The whir of a windmill can be heard over the rustling of dried grasses in the wind. Red and white Hereford cattle trail along, moseying up a gradual incline to reach the cool, blue water being pumped into a large round tank. A few scatter off to graze on the summer browned grass and search for a safe place to rest. Others walk toward the new fence that crisscross the prairie. The once young frisky calves graze with their mothers, their sleek coats gleam in the sun. Off in the distance on the other side of the pasture a pickup truck bounces across the landscape. It pulls a trailer carrying a brand new tire-tank. Soon this area will have its own water source and hopefully livestock distribution will be improved.
Water developments like a new water tank are known as structural range improvements. Other structural improvements include the construction of facilities or fencing. Range improvements can also be non structural, and include such things a prescribed burns or range seedings.
If you are thinking of implementing a range improvement it is best to do a cost/benefit analysis. A cost/benefit analysis is a simple technique that you can use for any type of decision whether financial or not. There are two purposes for doing an analysis. 1) To see if a range improvement is a sound investment and 2) to provide a basis for comparing different types range improvements.
There are typically three costs associated with range improvements. The actual cost of the project; the cost of deferring management until the project if finished—sometimes called the feed gap in seeding and prescribed burn projects; and the cost of extra stock once the range improvement is finished. Depending on which range improvement you are implementing the costs can vary greatly but typically fall under one of these three categories.

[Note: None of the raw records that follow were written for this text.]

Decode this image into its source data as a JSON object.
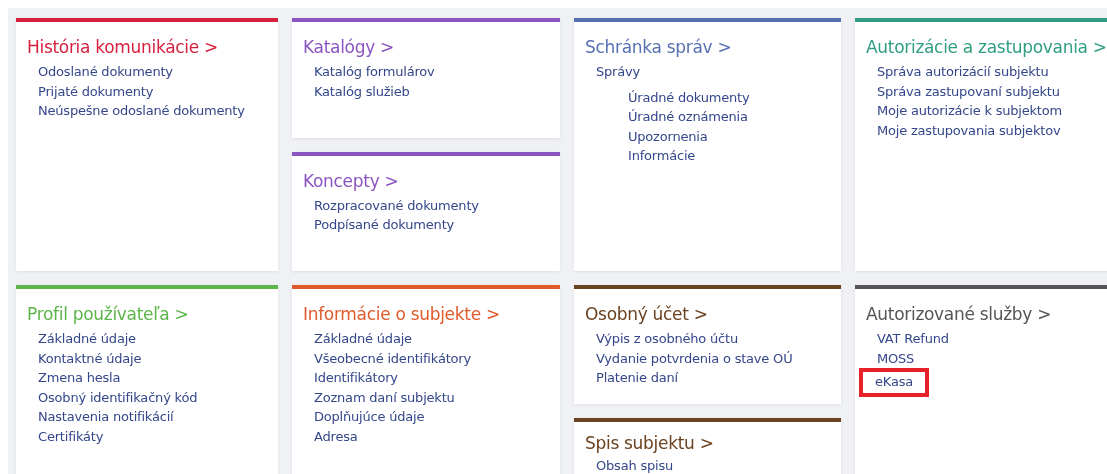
{
  "rows": [
    {
      "columns": [
        [
          {
            "title": "História komunikácie >",
            "color": "#d6213f",
            "links": [
              {
                "label": "Odoslané dokumenty"
              },
              {
                "label": "Prijaté dokumenty"
              },
              {
                "label": "Neúspešne odoslané dokumenty"
              }
            ]
          }
        ],
        [
          {
            "title": "Katalógy >",
            "color": "#8b55c1",
            "links": [
              {
                "label": "Katalóg formulárov"
              },
              {
                "label": "Katalóg služieb"
              }
            ]
          },
          {
            "title": "Koncepty >",
            "color": "#8b55c1",
            "links": [
              {
                "label": "Rozpracované dokumenty"
              },
              {
                "label": "Podpísané dokumenty"
              }
            ]
          }
        ],
        [
          {
            "title": "Schránka správ >",
            "color": "#5670b2",
            "links": [
              {
                "label": "Správy",
                "children": [
                  {
                    "label": "Úradné dokumenty"
                  },
                  {
                    "label": "Úradné oznámenia"
                  },
                  {
                    "label": "Upozornenia"
                  },
                  {
                    "label": "Informácie"
                  }
                ]
              }
            ]
          }
        ],
        [
          {
            "title": "Autorizácie a zastupovania >",
            "color": "#2f9e82",
            "links": [
              {
                "label": "Správa autorizácií subjektu"
              },
              {
                "label": "Správa zastupovaní subjektu"
              },
              {
                "label": "Moje autorizácie k subjektom"
              },
              {
                "label": "Moje zastupovania subjektov"
              }
            ]
          }
        ]
      ]
    },
    {
      "columns": [
        [
          {
            "title": "Profil používateľa >",
            "color": "#5db54a",
            "links": [
              {
                "label": "Základné údaje"
              },
              {
                "label": "Kontaktné údaje"
              },
              {
                "label": "Zmena hesla"
              },
              {
                "label": "Osobný identifikačný kód"
              },
              {
                "label": "Nastavenia notifikácií"
              },
              {
                "label": "Certifikáty"
              }
            ]
          }
        ],
        [
          {
            "title": "Informácie o subjekte >",
            "color": "#e05a2c",
            "links": [
              {
                "label": "Základné údaje"
              },
              {
                "label": "Všeobecné identifikátory"
              },
              {
                "label": "Identifikátory"
              },
              {
                "label": "Zoznam daní subjektu"
              },
              {
                "label": "Doplňujúce údaje"
              },
              {
                "label": "Adresa"
              }
            ]
          }
        ],
        [
          {
            "title": "Osobný účet >",
            "color": "#6b4220",
            "links": [
              {
                "label": "Výpis z osobného účtu"
              },
              {
                "label": "Vydanie potvrdenia o stave OÚ"
              },
              {
                "label": "Platenie daní"
              }
            ]
          },
          {
            "title": "Spis subjektu >",
            "color": "#6b4220",
            "links": [
              {
                "label": "Obsah spisu"
              }
            ]
          }
        ],
        [
          {
            "title": "Autorizované služby >",
            "color": "#555555",
            "links": [
              {
                "label": "VAT Refund",
                "highlighted": false
              },
              {
                "label": "MOSS",
                "highlighted": false
              },
              {
                "label": "eKasa",
                "highlighted": true
              }
            ]
          }
        ]
      ]
    }
  ]
}
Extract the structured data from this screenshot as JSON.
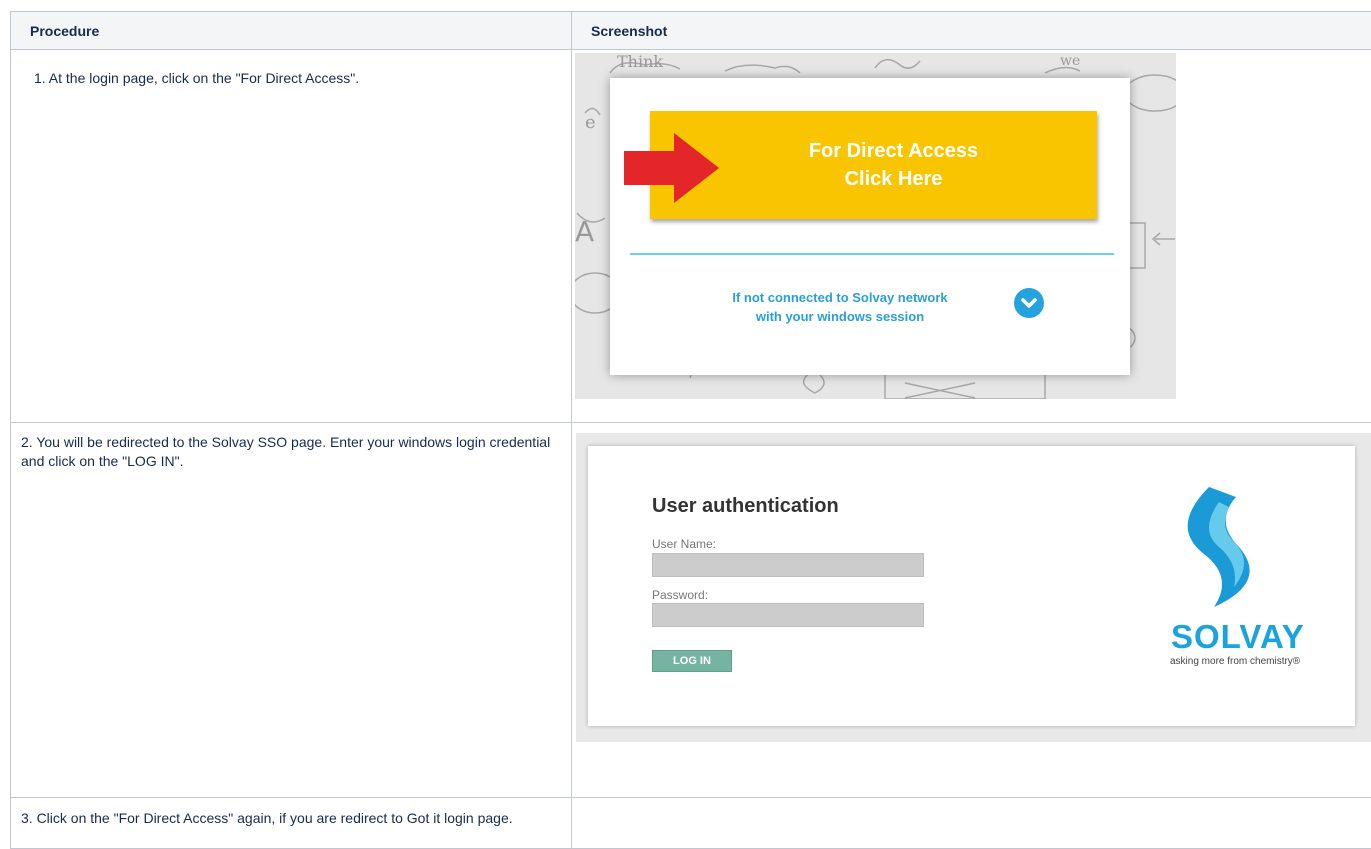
{
  "table": {
    "headers": [
      "Procedure",
      "Screenshot"
    ],
    "steps": [
      "1.  At the login page, click on the \"For Direct Access\".",
      "2. You will be redirected to the Solvay SSO page. Enter your windows login credential and click on the \"LOG IN\".",
      "3. Click on the \"For Direct Access\" again, if you are redirect to Got it login page."
    ]
  },
  "screenshot1": {
    "button_line1": "For Direct Access",
    "button_line2": "Click Here",
    "notice_line1": "If not connected to Solvay network",
    "notice_line2": "with your windows session",
    "icons": [
      "red-arrow-icon",
      "chevron-down-icon"
    ],
    "colors": {
      "button": "#f9c400",
      "arrow": "#e3262a",
      "accent": "#25a3dd"
    }
  },
  "screenshot2": {
    "title": "User authentication",
    "username_label": "User Name:",
    "password_label": "Password:",
    "login_button": "LOG IN",
    "brand": "SOLVAY",
    "tagline": "asking more from chemistry®",
    "colors": {
      "button": "#76b4a2",
      "brand": "#1aa3dd"
    }
  }
}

Benefits of range improvements may include increased livestock carrying capacity, improved forage production, improved wildlife habitat, reduced soil erosion, enhanced land value, increased recreation opportunities, or improved water quality. All these items have the ability to increase a ranching operation’s bottom line; however when doing a cost/benefit analysis we typically look at increased livestock carrying capacity and the associated increased income from being able to sell more calves. However, it is important to think through the entire set of benefits that you hope to gain from a range improvement and try to estimate a dollar amount that can offset the cost amount for a certain project.
For example improving wildlife habitat can increase the number of big game animals in the area and thus you may be able increase hunting fees if you allow hunting on your privately owned property. When putting in range improvements you can enhance the land value of your property and thus measure how much money you could potentially receive if you put your property up for sale or lease.
Range improvements can have large impacts on a ranching operation’s ability to produce forage for livestock or wildlife. It is important to understand all the costs and benefits to a project before implementation. Typically your local Extension Office can help you with understanding a cost/benefit analysis as well as a pay off schedule–or how long it would take for the initial cost of a project to start generating income for your operation.
That same herd of Hereford cattle are gathered around a new tire tank, slurping the cool fresh water that has been pumped by the quietness of a solar panel. As the drink their fill they wander off to graze the tall native grasses, that haven’t been grazed as heavily or at all. The ranchers stand near by next to his pickup truck and marvels at the pleasantness and sweet small of fall in the air.
For instructions on installing a tire tank–check out this video by University of Wyoming Extension Educator Dallas Mount.